RICHARDSON, Texas—Veteran music teachers Sherri Hevron and husband, Lance, have been teaching singing for a combined total of more than 50 years. With keen ears for music, they both praised the quality of the sound produced by the Shen Yun Performing Arts’s orchestra.
“We enjoyed the orchestra and the purity of the sound,” Sherri said.
“You can tell it’s well-rehearsed and the original composition was beautiful.”
The couple, who teach in Duncanville Independent School District and are also vocalists themselves, saw Shen Yun Performing Arts for the first time at the Eisemann Center in Richardson, Texas, on Jan. 5. The New York-based dance company tours with a live orchestra, with a mission to showcase 5,000 years of traditional Chinese culture through music and dance.
Shen Yun’s orchestra blends both Western and Eastern instruments to create a unique sound. Chinese instruments such as the erhu, a two-stringed instrument described by some as a Chinese violin, and pipa, a four-stringed plucked instrument, play the melody on top of a resounding classical Western symphony, forming a pleasing yet different sound.
Lance also spoke highly of the orchestra, adding that many of the scores reminded him of the bold dramatic sounds of Western movies.
“I just enjoyed the sound quality, it was wonderfully done,” he said.
Sherri said it was interesting to see Shen Yun vocalists use the “bel canto” method of singing, a technique originating from ancient Chinese theater and early European opera. According to Shen Yun’s website, the technique is said to produce the most beautiful and pure tone of voice. The technique was nearly extinct before it was revived by Shen Yun’s performers.
The vocal teachers also enjoyed the dance pieces and stories told through classical Chinese dance, coupled with the effect of the 3-D background that added another layer to the storytelling.
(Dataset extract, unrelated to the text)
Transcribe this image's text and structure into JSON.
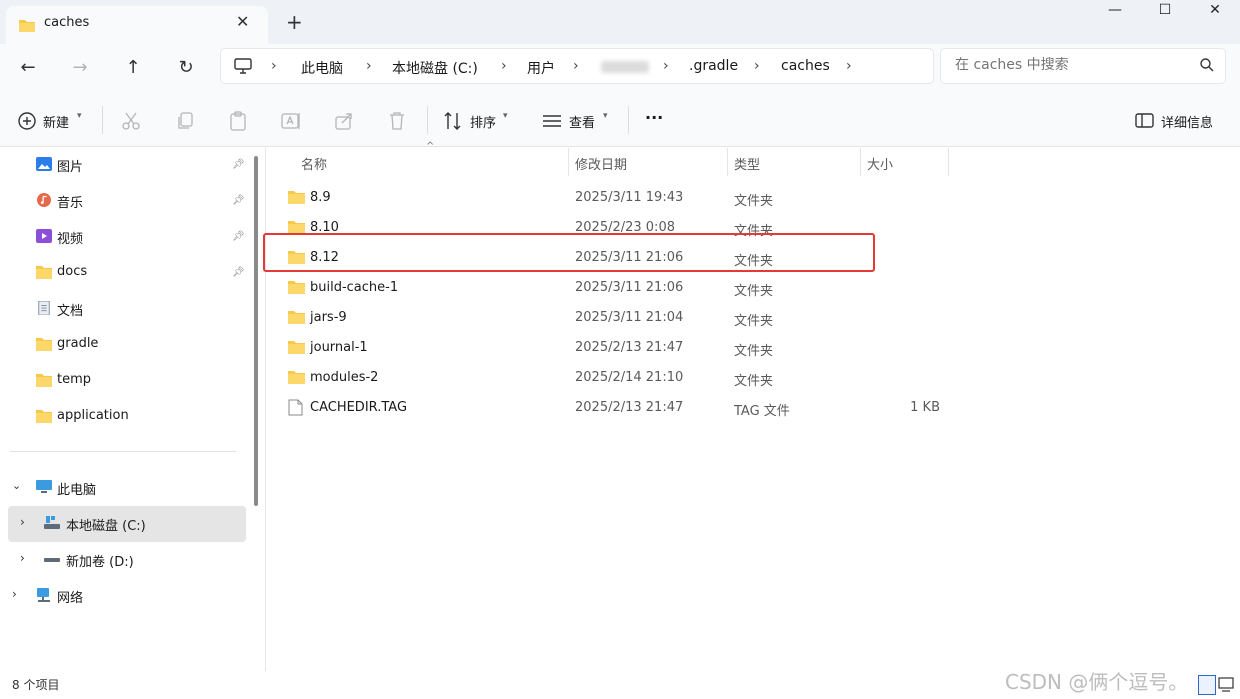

“I’ve enjoyed the dance a lot. Their fluid movements and beautiful costumes,” said Sherri.
“The correlation of the special effects with the live work—it was gorgeous,” Lance said.
Sherri particularly enjoyed the comedy woven throughout the stories portrayed on stage. The tales are drawn from thousands of years of Chinese civilization, and speak to virtues and values at the heart of Chinese culture, including belief in the divine, karmic retribution, and living in harmony with heaven and earth.
The vocal coach said she could identify with the values depicted in the stories, such as “keeping yourself pure and seeking and staying with your traditional values.”
“I felt that [those values are] important to live in this world,” Sherri said.
The couple added that after their first taste of what Shen Yun Performing Arts has to offer, they would like to return next time it comes to town.
With reporting by Amy Le and Cathy He.
The Epoch Times considers Shen Yun Performing Arts the significant cultural event of our time and has covered audience reactions since the company’s inception in 2006.